ASSIGNMENT: Scan the data below and pick out the lines containing the word "JSON".

DATA RECORDS:
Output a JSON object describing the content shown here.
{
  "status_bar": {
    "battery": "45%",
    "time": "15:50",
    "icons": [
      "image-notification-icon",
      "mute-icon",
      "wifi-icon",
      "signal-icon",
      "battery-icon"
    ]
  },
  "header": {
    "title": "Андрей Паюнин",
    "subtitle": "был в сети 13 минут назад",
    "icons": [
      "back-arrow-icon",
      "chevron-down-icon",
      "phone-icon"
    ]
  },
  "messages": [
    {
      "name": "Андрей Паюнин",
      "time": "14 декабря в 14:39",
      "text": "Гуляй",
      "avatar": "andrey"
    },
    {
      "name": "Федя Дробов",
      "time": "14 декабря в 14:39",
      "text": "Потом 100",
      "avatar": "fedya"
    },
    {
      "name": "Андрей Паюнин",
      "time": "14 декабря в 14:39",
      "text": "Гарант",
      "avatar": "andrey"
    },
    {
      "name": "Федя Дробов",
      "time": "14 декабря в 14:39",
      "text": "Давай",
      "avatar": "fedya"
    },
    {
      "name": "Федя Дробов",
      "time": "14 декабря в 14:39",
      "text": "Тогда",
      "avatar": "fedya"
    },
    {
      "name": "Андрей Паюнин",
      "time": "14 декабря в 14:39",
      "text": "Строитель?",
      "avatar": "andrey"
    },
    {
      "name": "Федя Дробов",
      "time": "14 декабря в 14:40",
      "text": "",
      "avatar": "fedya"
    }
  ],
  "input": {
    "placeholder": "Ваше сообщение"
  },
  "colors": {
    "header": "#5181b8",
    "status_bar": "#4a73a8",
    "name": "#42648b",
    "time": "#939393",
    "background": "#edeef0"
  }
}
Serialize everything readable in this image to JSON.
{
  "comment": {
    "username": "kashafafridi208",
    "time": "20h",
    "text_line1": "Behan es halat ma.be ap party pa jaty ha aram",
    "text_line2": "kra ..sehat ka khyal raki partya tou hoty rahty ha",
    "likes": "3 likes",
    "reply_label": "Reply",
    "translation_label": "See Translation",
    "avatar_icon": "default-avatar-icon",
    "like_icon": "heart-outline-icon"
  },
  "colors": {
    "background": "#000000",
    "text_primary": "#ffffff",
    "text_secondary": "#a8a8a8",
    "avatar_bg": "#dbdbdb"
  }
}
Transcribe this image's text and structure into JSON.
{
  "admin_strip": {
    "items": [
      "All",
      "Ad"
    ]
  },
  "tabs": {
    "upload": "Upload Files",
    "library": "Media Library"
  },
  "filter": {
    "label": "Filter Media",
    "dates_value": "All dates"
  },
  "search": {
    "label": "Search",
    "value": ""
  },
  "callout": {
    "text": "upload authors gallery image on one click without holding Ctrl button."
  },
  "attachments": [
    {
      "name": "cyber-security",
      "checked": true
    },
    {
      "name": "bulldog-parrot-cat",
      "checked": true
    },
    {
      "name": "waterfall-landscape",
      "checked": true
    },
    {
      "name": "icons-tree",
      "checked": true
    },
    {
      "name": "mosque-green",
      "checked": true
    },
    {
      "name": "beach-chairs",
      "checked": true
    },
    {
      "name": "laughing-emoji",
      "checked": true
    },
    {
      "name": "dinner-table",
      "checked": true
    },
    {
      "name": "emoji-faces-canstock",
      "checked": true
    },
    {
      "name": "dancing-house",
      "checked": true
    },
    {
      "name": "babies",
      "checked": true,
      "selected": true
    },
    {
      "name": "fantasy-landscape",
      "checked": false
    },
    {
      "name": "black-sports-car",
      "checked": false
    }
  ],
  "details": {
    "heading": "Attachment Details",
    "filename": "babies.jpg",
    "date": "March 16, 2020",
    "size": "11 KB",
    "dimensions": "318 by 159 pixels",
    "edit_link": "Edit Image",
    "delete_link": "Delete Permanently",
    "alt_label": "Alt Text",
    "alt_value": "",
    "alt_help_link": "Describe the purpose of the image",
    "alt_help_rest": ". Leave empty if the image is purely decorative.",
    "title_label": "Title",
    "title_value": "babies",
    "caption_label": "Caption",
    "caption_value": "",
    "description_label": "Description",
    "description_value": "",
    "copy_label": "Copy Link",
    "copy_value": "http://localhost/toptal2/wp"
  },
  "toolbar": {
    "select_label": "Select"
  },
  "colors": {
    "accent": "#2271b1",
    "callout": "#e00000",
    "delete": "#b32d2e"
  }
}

RESPONSE TO THIS EXERCISE:
Output a JSON object describing the content shown here.
Serialize everything readable in this image to JSON.
Transcribe this image's text and structure into JSON.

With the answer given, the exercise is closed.